> **The task**
Go through the records and copy each line where the word "image" occurs.

> **Dataset entries**

+++

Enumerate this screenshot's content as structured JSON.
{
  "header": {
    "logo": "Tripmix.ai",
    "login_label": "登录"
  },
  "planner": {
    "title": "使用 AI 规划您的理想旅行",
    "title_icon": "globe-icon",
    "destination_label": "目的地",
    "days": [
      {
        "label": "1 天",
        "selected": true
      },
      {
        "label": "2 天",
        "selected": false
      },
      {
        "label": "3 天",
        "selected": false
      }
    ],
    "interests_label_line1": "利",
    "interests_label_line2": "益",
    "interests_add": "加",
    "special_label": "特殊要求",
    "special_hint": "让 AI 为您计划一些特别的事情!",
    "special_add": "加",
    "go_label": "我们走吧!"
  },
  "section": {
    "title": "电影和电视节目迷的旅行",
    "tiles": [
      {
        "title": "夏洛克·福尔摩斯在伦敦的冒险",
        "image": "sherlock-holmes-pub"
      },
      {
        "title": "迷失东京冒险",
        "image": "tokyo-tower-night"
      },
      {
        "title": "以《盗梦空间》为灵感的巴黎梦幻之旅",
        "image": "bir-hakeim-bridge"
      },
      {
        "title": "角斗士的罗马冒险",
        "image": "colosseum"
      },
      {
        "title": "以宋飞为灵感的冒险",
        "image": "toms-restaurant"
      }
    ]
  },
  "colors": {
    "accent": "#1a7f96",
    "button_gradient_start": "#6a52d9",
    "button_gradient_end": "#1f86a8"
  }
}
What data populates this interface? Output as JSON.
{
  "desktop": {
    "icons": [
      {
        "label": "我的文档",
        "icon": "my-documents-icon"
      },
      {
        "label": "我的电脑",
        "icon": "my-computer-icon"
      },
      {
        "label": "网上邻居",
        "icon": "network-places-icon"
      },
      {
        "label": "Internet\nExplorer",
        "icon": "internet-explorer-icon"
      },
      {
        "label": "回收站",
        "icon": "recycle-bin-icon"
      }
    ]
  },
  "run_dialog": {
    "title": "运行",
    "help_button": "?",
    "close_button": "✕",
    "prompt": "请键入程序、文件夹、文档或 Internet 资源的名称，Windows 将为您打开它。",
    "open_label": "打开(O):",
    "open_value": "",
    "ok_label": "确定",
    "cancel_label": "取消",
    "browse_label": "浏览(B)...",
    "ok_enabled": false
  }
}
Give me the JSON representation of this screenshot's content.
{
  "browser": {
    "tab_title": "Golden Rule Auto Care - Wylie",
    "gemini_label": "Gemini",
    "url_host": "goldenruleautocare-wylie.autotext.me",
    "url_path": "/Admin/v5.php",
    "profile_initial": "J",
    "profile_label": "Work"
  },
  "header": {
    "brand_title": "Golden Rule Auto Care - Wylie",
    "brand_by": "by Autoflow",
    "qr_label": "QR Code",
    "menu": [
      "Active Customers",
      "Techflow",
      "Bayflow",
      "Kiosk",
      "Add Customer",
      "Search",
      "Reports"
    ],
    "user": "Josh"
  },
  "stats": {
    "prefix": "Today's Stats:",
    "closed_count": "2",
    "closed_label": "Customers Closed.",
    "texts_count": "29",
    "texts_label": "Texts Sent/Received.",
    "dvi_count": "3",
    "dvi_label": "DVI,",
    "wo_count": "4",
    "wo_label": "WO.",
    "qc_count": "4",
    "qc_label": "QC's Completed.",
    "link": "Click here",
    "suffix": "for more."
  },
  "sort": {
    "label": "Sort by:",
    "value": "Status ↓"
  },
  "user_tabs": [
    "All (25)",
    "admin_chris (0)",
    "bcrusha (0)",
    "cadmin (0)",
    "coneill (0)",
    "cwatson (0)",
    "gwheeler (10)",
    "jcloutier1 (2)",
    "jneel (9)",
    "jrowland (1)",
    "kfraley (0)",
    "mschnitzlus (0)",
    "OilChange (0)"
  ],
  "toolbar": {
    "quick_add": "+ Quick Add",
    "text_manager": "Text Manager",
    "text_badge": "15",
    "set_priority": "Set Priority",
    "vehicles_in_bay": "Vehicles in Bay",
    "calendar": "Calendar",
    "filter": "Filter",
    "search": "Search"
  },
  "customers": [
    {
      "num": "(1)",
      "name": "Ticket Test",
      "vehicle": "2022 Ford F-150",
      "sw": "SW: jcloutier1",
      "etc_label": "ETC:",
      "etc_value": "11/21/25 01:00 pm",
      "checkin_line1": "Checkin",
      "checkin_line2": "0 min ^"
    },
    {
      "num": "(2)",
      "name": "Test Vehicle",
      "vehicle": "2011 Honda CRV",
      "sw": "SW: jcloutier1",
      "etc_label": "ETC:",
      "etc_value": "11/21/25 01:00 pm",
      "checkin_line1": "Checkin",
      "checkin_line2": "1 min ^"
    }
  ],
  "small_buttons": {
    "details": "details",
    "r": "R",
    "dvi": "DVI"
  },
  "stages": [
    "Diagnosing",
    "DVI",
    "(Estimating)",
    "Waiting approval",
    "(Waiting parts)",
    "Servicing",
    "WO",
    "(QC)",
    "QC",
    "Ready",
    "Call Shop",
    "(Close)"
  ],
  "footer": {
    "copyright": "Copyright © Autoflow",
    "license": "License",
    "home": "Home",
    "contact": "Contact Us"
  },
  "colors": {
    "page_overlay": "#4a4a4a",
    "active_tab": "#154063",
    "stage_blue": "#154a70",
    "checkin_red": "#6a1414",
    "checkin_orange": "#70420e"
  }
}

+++

> **Solved problem**
        "image": "sherlock-holmes-pub"
        "image": "tokyo-tower-night"
        "image": "bir-hakeim-bridge"
        "image": "colosseum"
        "image": "toms-restaurant"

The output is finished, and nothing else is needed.